[Dataset records]
[Start of section]

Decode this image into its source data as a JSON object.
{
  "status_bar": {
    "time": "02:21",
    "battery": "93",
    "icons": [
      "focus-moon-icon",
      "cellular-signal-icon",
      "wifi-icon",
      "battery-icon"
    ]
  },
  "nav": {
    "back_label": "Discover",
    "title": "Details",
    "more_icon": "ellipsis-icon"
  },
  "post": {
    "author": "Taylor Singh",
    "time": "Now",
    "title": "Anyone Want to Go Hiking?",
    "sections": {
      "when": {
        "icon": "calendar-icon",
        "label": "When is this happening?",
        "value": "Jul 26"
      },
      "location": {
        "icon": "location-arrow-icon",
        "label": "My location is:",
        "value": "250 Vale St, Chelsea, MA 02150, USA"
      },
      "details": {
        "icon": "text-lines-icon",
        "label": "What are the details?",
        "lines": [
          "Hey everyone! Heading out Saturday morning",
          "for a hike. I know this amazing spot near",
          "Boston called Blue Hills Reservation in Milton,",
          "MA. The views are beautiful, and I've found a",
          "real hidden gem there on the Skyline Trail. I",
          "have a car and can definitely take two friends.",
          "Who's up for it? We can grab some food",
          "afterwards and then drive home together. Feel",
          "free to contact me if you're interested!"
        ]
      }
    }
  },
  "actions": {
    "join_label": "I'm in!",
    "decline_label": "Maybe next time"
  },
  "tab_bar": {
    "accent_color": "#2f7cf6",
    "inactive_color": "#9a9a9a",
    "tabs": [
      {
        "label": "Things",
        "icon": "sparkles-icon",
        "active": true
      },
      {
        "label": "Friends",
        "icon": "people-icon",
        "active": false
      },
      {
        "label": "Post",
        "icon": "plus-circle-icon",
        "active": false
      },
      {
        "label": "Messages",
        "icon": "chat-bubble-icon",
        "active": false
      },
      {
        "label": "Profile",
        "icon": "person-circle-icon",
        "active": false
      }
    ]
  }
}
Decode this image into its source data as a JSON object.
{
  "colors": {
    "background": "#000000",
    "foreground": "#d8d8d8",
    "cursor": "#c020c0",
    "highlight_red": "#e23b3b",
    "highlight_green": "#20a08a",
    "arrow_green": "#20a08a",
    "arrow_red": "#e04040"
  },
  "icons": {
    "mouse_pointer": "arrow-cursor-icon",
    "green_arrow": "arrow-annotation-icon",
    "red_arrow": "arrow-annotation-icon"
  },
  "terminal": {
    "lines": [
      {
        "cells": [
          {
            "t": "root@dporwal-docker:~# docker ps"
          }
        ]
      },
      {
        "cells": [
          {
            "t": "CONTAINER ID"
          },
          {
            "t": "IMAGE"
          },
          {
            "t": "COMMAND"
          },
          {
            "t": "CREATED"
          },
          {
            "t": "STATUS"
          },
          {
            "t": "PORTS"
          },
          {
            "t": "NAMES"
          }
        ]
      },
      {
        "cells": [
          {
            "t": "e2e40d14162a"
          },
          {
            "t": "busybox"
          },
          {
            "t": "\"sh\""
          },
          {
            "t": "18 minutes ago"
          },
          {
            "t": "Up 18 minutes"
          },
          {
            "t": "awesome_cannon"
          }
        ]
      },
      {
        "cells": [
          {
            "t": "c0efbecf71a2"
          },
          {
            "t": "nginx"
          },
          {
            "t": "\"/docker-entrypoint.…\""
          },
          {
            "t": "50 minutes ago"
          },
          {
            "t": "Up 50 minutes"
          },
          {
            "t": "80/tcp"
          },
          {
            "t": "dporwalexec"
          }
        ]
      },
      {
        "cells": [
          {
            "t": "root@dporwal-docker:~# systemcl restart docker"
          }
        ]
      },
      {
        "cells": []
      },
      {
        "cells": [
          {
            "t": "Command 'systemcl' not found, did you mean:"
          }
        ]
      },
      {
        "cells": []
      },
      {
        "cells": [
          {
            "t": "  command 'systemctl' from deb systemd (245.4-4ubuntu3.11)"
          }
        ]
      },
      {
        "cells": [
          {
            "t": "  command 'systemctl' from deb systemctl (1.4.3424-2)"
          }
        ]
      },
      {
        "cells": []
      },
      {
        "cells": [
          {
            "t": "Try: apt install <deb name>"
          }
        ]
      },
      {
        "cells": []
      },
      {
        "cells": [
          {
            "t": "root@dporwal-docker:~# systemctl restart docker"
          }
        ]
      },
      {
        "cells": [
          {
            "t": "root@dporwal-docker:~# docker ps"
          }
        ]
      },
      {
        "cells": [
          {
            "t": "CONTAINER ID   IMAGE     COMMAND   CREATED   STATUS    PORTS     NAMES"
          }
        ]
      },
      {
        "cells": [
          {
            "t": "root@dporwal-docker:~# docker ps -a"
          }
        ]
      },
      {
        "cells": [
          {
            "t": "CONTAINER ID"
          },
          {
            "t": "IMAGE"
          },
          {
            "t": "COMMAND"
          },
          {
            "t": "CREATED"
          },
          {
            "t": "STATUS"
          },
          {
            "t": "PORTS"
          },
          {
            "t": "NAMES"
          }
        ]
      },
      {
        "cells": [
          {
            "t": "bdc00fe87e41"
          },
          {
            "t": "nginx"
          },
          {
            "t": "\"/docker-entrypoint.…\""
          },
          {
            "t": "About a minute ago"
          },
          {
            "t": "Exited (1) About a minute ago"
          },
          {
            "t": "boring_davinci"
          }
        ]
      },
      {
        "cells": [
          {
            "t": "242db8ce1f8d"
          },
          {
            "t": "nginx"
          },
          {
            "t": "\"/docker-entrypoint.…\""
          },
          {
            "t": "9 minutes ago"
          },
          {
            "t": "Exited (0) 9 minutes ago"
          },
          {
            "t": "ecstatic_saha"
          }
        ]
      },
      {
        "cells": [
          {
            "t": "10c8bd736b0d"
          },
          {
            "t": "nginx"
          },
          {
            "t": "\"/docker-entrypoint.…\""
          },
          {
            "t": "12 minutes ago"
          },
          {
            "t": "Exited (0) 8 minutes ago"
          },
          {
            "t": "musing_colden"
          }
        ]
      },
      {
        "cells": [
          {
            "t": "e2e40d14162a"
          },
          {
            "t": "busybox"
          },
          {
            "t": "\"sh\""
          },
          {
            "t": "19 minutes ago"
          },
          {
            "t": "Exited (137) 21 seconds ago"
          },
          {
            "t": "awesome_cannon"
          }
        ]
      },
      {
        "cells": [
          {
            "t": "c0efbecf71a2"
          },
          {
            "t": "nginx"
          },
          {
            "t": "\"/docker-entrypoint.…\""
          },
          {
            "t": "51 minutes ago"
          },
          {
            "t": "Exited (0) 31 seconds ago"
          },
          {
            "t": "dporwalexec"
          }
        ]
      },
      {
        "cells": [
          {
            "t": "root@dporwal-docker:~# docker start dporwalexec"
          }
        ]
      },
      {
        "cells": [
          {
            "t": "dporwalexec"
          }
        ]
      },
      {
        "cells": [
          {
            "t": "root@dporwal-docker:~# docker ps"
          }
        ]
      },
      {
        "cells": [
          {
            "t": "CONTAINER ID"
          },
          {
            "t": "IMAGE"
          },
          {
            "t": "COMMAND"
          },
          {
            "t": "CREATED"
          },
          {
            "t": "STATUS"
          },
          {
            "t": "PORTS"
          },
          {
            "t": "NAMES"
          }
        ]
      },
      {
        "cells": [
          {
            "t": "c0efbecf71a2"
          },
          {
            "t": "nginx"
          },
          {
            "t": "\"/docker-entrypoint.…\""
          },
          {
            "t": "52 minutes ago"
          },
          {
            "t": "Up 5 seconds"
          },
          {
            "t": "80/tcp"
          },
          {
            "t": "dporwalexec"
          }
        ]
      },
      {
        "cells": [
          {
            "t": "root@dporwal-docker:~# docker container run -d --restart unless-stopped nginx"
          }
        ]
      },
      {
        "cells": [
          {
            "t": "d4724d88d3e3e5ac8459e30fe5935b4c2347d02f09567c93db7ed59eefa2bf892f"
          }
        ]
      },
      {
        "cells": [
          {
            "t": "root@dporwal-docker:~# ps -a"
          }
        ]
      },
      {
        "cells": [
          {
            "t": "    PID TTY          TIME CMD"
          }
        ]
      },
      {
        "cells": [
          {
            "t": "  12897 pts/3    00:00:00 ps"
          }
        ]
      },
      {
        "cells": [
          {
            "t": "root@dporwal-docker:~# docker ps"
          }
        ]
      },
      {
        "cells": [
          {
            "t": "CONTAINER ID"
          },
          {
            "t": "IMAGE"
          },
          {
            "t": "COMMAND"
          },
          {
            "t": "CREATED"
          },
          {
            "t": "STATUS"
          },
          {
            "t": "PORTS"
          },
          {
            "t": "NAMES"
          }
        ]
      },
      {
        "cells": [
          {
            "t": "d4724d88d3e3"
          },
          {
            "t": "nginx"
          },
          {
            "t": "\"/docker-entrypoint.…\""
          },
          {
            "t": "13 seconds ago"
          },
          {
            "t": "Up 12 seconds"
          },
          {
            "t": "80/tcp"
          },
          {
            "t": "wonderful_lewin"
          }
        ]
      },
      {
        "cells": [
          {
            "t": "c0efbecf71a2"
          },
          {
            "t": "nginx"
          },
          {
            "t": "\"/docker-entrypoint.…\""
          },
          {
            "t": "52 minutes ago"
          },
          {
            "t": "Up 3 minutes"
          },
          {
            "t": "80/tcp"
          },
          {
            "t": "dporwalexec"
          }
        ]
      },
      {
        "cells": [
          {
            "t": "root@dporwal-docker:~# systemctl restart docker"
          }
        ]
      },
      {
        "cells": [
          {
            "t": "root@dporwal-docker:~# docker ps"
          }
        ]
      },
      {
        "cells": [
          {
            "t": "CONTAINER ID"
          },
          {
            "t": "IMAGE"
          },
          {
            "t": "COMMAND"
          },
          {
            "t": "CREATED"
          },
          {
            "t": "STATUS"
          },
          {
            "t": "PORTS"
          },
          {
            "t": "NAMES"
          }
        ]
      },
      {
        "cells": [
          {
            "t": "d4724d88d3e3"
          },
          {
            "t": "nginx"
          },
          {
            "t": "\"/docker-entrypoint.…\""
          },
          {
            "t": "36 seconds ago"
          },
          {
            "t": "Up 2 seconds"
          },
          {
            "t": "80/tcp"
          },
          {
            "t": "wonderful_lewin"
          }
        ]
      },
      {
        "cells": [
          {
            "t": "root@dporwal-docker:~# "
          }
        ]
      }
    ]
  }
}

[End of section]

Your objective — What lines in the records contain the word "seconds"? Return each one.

Exercise response —
            "t": "Exited (137) 21 seconds ago"
            "t": "Exited (0) 31 seconds ago"
            "t": "Up 5 seconds"
            "t": "13 seconds ago"
            "t": "Up 12 seconds"
            "t": "36 seconds ago"
            "t": "Up 2 seconds"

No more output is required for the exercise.